So we get to tasting. We go through the youngest, blended bottlings first, the 3 year old Selection and 5 year Reserve, both lovely and exciting with their bright juicy pear and floral notes, with just enough time spent in oak to mellow the spirit (Domfrontais Calvados must age for 3 years before it earns the distinction of being called Calvados). These are the bottles that made me fall in love with Lemorton in the first place, the Selection in particular making exceptional cocktails. We taste through some of the older blends as well before moving to the single vintage bottlings.

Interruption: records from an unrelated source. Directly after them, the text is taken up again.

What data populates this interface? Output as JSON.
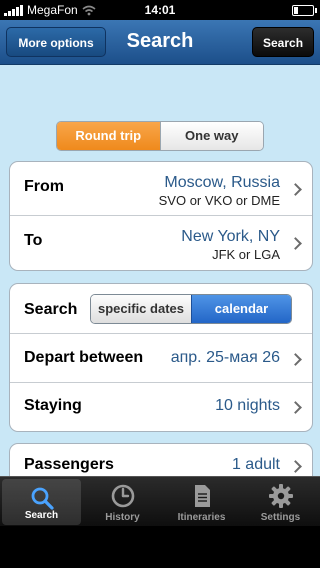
{
  "status": {
    "carrier": "MegaFon",
    "time": "14:01"
  },
  "nav": {
    "title": "Search",
    "more_options": "More options",
    "search": "Search"
  },
  "trip_type": {
    "options": [
      "Round trip",
      "One way"
    ],
    "selected": "Round trip"
  },
  "route": {
    "from": {
      "label": "From",
      "city": "Moscow, Russia",
      "airports": "SVO or VKO or DME"
    },
    "to": {
      "label": "To",
      "city": "New York, NY",
      "airports": "JFK or LGA"
    }
  },
  "dates": {
    "search_label": "Search",
    "modes": [
      "specific dates",
      "calendar"
    ],
    "selected_mode": "calendar",
    "depart_label": "Depart between",
    "depart_value": "апр. 25-мая 26",
    "staying_label": "Staying",
    "staying_value": "10 nights"
  },
  "passengers": {
    "label": "Passengers",
    "value": "1 adult"
  },
  "tabs": [
    {
      "label": "Search",
      "icon": "search-icon",
      "active": true
    },
    {
      "label": "History",
      "icon": "clock-icon",
      "active": false
    },
    {
      "label": "Itineraries",
      "icon": "document-icon",
      "active": false
    },
    {
      "label": "Settings",
      "icon": "gear-icon",
      "active": false
    }
  ],
  "colors": {
    "accent_orange": "#ef8a1c",
    "accent_blue": "#2366c7",
    "nav_blue": "#1c4f8a",
    "value_blue": "#2b5a8a",
    "background": "#c9e7f6"
  }
}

These single vintages, made up only of Calvados from a single distillation, are where really special things happen. With these you get a sense not only of the true terroir of place, but a kind of sentimental terroir of time. Each of these bottles are of a very specific time and place, and are allowed to exist just as they are, each one different. With blended spirits, the goal is a kind of consistency, an end product in mind during the blending process. A single vintage spirit is simply allowed to be itself, good or bad, which is a very exciting thing. With the kind of emotional trust that a producer like Lemorton has earned, if one year’s vintage didn’t turn out to be especially good, forgiveness would be automatic. Didier and Martine are quite forward about which vintages excite them the most and which don’t as much. The early 1980’s, in particular 1980, are their personal favorites, demonstrating to them the greatest balance between the bright, floral fruit flavors, and oaked vanilla. I am eventually seduced by the 1969 vintage, a 49-year-old beauty that has amazingly retained a strong fruity presence, with the aroma and taste of baked pear and apple, almost like a pie with the long influence of the oak imparting vanilla and deep woody characteristics. Again, Objet D’amour, and again, sudden moment of surreal existential poignancy. I am deeply saddened to think that soon I won’t be able to taste this Calvados in my mouth anymore. So I avoid this fear by buying a bottle. Didier and Martine very kindly throw in a bottle of the Reserve and several handfuls of adorable little mini bottles. This is good shit, these are good people, and I am happy.
The word authentic is thrown around too much in the world of food and drink, and it may have lost much of its meaning. So I hesitate to say that I love Lemorton Calvados because it is authentic, but I will say that I love it because it is honest, just like the place it comes from. It’s easy to make something that can somehow check the box of authenticity, and over time what is and isn’t authentic can change. But this Calvados, and these people, and this place that begat both is wonderful in its honesty about what it is, who they are, and what it’s all about. It can’t be faked. There is no need for some marketing gimmick, and certainly no need for any added flavors or colors. It’s just good shit.
In general, and especially with spirits, I only really want something if nobody has tried to sell it to me. It feels unholy to be sold something. So I won’t tell you to buy Lemorton Calvados. In fact, don’t buy it at all. I’ve just finished a bottle while writing this, and if I come in to the store tomorrow to find it’s all sold I’m gonna be pretty upset.
But of course, c’est la vie.